Everyone there had a great time... but still... I was stealthily looking around for Junko... fully expecting her to jump out at me from behind a tombstone in the Haunted Mansion, or from behind a dwarf in the Swiss Alps of Small World, or from out of a keg of grog in Pirates of the Caribbean.
I looked and looked and looked. But nary a long shiny black hair of Junko did I see. There were plenty of women with shiny black hair of course - I mean, this is Japan!
Despite my paranoia regarding Junko - the whole thing about being wanted by such a beautiful woman made me horny. And here I was with Ashley having a good time, and she with me.
The gang pretty much did what I wanted to do - I was the biggest kid of the bunch, what with me being the old man there at 26 years of age.
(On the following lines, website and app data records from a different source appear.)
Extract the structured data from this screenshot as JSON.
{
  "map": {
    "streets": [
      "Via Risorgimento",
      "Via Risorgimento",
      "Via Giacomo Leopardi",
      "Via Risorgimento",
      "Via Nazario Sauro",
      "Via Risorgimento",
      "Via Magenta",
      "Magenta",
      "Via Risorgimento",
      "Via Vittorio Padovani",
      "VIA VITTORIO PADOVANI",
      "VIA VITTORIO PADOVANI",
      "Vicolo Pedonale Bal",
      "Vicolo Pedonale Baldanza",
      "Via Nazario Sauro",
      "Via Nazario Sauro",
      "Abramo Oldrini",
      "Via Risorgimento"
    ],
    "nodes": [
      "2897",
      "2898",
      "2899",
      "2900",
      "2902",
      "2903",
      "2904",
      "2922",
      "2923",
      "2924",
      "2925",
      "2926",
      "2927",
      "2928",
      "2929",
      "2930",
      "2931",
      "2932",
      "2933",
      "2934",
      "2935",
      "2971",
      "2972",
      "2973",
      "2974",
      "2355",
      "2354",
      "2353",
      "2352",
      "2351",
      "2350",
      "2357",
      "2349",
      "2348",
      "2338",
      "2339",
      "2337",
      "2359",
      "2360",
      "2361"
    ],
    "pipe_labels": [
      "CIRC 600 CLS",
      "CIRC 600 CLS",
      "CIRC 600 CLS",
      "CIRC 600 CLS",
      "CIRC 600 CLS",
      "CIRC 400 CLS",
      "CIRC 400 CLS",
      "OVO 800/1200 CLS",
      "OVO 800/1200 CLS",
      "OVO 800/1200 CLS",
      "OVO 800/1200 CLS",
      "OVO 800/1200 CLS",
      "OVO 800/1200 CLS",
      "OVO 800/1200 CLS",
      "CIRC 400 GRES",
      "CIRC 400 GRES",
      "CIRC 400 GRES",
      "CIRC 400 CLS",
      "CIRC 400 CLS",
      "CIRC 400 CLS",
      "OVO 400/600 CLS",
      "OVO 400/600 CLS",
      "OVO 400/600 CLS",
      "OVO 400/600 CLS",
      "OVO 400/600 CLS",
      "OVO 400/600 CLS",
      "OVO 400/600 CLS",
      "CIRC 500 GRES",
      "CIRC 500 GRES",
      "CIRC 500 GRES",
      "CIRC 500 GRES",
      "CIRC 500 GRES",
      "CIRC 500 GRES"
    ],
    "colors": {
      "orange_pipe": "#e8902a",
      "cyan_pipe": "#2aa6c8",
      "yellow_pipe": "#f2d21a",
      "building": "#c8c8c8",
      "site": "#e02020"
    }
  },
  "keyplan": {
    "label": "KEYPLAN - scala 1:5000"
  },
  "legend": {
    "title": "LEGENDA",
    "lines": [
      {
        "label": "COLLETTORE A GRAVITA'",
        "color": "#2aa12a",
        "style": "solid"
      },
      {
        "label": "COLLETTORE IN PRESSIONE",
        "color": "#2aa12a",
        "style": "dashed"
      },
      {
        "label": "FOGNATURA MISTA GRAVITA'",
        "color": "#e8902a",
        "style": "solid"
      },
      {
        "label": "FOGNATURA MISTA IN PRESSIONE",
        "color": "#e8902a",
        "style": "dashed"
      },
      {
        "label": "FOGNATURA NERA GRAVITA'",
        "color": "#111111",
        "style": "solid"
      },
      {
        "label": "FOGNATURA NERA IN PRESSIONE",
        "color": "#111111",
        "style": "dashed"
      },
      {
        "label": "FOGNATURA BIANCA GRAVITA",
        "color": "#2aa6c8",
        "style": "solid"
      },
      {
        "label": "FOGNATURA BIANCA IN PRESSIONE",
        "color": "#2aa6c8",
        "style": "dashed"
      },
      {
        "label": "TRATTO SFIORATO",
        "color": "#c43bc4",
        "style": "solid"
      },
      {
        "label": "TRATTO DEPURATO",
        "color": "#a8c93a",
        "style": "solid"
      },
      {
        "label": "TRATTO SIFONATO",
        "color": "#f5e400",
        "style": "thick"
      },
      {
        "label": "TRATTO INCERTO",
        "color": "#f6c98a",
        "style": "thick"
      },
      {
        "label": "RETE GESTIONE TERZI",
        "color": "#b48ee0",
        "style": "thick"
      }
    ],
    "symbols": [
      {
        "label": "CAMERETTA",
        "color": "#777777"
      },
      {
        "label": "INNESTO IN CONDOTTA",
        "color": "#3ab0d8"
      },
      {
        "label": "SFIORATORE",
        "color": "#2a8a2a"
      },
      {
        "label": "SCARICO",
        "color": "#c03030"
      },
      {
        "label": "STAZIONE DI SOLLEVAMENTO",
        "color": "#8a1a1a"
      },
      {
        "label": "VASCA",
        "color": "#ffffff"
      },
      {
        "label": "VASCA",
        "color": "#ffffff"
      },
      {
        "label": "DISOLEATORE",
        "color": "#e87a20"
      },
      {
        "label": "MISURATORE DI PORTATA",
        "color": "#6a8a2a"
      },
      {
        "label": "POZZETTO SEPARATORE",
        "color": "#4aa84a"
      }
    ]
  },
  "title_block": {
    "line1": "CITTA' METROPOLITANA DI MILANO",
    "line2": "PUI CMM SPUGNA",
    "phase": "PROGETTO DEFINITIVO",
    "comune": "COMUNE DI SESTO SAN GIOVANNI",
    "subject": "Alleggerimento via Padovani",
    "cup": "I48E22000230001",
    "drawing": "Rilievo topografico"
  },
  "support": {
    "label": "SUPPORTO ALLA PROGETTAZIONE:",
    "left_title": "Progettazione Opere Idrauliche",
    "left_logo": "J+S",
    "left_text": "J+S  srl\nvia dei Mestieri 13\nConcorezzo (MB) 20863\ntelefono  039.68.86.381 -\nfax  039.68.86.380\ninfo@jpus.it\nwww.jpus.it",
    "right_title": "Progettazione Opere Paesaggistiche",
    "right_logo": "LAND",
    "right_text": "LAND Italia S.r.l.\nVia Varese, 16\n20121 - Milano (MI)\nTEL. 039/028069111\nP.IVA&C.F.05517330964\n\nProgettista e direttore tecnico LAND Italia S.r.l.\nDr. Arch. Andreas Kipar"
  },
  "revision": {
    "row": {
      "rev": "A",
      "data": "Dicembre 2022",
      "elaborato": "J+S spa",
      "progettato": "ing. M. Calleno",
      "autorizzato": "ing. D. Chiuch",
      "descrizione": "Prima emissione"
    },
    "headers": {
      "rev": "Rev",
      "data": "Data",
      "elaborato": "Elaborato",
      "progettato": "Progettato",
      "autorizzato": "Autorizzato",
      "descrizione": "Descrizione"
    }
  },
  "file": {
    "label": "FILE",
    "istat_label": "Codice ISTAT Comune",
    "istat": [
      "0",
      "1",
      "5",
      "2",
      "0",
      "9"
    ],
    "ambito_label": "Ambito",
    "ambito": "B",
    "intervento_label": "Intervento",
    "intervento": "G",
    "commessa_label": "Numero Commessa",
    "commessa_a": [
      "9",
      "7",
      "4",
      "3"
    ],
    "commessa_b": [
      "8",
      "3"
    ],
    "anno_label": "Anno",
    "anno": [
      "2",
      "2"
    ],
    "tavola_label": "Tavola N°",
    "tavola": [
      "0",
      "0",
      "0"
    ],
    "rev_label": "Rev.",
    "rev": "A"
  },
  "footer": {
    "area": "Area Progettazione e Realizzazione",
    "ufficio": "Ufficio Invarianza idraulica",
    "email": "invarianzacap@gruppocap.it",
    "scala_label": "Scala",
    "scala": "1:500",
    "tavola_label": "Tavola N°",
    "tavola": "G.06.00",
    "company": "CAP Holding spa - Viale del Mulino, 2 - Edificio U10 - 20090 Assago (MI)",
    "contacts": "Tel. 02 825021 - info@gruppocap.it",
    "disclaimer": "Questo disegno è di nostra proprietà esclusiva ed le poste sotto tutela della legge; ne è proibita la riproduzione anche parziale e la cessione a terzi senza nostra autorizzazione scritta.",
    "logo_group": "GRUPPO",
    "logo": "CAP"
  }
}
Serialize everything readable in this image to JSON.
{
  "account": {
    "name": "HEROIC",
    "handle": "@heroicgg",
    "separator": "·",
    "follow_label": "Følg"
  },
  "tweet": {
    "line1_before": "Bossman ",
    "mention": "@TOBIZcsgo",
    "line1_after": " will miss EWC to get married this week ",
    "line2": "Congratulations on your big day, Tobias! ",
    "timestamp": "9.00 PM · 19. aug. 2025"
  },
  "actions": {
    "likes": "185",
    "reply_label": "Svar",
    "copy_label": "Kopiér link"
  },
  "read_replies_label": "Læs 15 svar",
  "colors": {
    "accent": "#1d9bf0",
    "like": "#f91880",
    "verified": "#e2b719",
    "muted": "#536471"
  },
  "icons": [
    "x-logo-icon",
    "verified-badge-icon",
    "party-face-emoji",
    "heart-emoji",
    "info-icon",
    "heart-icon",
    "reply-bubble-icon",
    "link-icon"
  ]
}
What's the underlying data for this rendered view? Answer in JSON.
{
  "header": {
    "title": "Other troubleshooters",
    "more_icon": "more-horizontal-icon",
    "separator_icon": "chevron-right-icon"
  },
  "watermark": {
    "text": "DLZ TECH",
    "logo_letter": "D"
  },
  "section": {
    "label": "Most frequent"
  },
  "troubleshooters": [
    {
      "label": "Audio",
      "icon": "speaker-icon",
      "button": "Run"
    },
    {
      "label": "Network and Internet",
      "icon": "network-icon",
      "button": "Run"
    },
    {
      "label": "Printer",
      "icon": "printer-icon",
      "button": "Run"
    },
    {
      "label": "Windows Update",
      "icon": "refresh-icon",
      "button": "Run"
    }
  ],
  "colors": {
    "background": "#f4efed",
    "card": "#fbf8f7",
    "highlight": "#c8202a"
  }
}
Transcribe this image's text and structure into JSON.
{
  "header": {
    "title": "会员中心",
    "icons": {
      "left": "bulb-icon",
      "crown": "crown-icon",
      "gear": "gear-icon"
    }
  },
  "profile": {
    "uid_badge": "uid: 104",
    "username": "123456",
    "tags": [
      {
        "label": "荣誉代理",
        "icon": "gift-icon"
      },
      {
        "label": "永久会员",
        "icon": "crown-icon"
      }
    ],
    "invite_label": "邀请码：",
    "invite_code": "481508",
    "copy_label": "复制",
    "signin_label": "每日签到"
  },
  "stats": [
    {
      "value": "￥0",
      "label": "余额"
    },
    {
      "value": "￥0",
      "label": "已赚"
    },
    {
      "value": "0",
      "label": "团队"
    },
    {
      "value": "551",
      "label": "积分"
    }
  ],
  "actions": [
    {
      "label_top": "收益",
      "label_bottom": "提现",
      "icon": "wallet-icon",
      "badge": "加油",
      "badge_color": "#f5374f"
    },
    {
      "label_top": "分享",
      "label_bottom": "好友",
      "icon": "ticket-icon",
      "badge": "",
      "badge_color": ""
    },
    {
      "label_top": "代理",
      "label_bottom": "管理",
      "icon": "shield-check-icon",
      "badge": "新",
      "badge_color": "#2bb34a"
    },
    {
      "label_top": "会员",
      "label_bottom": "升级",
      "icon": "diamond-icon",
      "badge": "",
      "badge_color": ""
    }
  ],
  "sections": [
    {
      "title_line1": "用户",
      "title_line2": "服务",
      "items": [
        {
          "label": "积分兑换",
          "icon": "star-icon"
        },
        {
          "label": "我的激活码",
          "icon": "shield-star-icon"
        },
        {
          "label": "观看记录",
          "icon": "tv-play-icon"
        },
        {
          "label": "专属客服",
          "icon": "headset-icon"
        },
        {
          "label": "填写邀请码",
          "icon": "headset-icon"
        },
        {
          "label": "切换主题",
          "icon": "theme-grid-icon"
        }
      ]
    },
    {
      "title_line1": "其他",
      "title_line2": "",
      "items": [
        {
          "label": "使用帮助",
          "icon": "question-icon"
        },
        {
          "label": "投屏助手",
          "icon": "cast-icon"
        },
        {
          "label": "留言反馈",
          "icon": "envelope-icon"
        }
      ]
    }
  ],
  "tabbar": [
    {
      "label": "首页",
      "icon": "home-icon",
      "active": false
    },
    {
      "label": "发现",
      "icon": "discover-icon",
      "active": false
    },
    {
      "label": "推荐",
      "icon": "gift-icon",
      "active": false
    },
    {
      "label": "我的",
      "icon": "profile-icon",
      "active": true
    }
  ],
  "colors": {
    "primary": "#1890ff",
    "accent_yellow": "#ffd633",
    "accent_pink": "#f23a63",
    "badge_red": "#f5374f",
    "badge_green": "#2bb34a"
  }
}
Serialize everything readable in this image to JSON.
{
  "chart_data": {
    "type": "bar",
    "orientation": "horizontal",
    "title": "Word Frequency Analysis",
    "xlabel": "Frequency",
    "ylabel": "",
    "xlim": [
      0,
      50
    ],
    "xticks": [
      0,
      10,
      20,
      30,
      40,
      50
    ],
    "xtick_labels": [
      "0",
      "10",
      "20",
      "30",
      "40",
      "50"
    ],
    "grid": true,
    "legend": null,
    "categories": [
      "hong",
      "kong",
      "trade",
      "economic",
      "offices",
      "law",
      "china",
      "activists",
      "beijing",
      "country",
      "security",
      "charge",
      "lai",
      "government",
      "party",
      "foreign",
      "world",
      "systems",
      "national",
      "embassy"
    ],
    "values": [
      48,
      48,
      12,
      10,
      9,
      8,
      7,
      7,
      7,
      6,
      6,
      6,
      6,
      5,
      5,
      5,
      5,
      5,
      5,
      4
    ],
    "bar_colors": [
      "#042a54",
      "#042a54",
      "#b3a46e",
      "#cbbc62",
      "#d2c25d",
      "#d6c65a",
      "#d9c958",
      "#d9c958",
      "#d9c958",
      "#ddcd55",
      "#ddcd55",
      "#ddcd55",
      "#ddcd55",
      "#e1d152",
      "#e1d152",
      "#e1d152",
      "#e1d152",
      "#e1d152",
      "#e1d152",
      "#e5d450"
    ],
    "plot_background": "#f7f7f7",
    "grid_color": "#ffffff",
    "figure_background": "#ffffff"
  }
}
I wasn't a prick about it - they just seemed to enjoy my enthusiasm - and besides, I did ask if there was anywhere they wanted to go. Hmmm. Perhaps they were doing this to cheer me up?
After a fun day (less Junko), Ashley and I traveled home via Shinkansen (bullet train) and then by JR Rail (Japan Rail - the local line). Ashley fell asleep on the Shinkansen, and when she awoke, her neck was stiff. She asked me for a massage.
Oh, I am so In Like Flint!
I can tell she missed those! A lot. I rode back to her place and then back to my own. She gave me a quick peck on the side of my cheek, which made the rainy ride home very tolerable.
Back home, I stripped off my wet clothes and peeked around the rooms, half expecting Junko to have broken in. 
It's 10PM... and I pass out from exhaustion. And then my pal Matthew calls at 1AM. Bastard.

Somewhere, my place smells like Junko's shampoo,
Andrew Joseph
Today's title is by Men At Work: KNOCKAKNOCK 
PS: I really was expecting Junko to pop out of every dark nook and cranny. She was kind of scary in her determination to land this big Kahuna, but it was also quite flattering as well. But... is this the last we have seen of Junko? Will Andrew get Ashley? What the hell is wrong with Matthew for calling me at 1AM? And who am I going to sleep with next? Let's find out over the next few blogs.
PPS: You'll notice I haven't posted any pictures of Junko. I don't have any. We were always too busy for photography: nudge-nudge-wink-wink.
PPPS: There's another blog in 8 hours from the time this blog hits the airwaves. It's about Japan and the dual disasters of earthquakes and tsunami.